As the kernel archive debates replacing .bz2 files with .xz, I took a brief glance at xz. My test was to take a tarball of the linux kernel source (made from a recent git tree, but excluding the .git directory):

     linux.2.6.tar 395M

For a comparison, bzip2 -9, rzip -9 (which uses bzip2 after finding distant matches), and xz:

     linux.2.6.tar.bz2 67M
     linux.2.6.tar.rz 65M
     linux.2.6.tar.xz 55M

So, I hacked rzip with a -R option to output non-bzip'd blocks:

     linux.2.6.tar.rawrz 269M

Xz on this file simulates what would happen if rzip used xz instead of libbz2:

     linux.2.5.tar.rawrz.xz 57M

Hmm, it makes xz worse!  OK, what if we rev up the conservative rzip to use 1G of memory rather than 128M max?  And the xz that?

     linux.2.6.tar.rawrz 220M
     linux.2.6.tar.rawrz.xz 58M

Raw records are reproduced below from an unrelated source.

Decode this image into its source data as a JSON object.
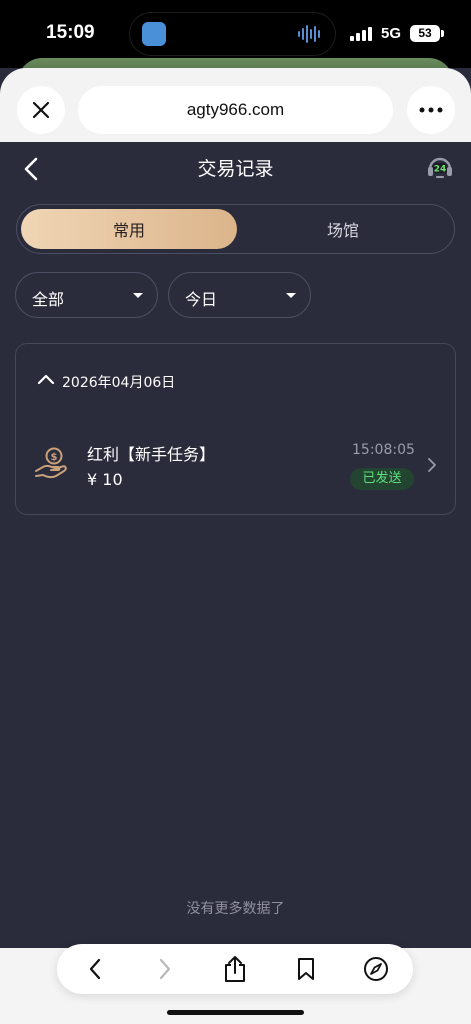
{
  "status_bar": {
    "time": "15:09",
    "network": "5G",
    "battery": "53"
  },
  "browser": {
    "url": "agty966.com"
  },
  "header": {
    "title": "交易记录"
  },
  "tabs": [
    {
      "label": "常用",
      "active": true
    },
    {
      "label": "场馆",
      "active": false
    }
  ],
  "filters": {
    "category": "全部",
    "period": "今日"
  },
  "records": {
    "date": "2026年04月06日",
    "items": [
      {
        "name": "红利【新手任务】",
        "amount": "¥ 10",
        "time": "15:08:05",
        "status": "已发送"
      }
    ]
  },
  "footer_note": "没有更多数据了",
  "colors": {
    "page_bg": "#2a2b3b",
    "tab_active_gradient_start": "#f0d6b5",
    "tab_active_gradient_end": "#dbb48a",
    "status_sent_text": "#5ee07e",
    "status_sent_bg": "#234430"
  },
  "icons": {
    "browser_close": "close-icon",
    "browser_more": "more-icon",
    "header_back": "back-icon",
    "header_support": "support-24h-icon",
    "record_icon": "hand-coin-icon",
    "toolbar": [
      "back-icon",
      "forward-icon",
      "share-icon",
      "bookmarks-icon",
      "compass-icon"
    ]
  }
}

It actually gets worse as rzip does more work, implying xz is finding quite long-distance matches (bzip2 won't find matches over more than 900k).  So, rzip could only have benefit over xz on really huge files: but note that current rzip is limited on filesize to 4G so it's a pretty small useful window.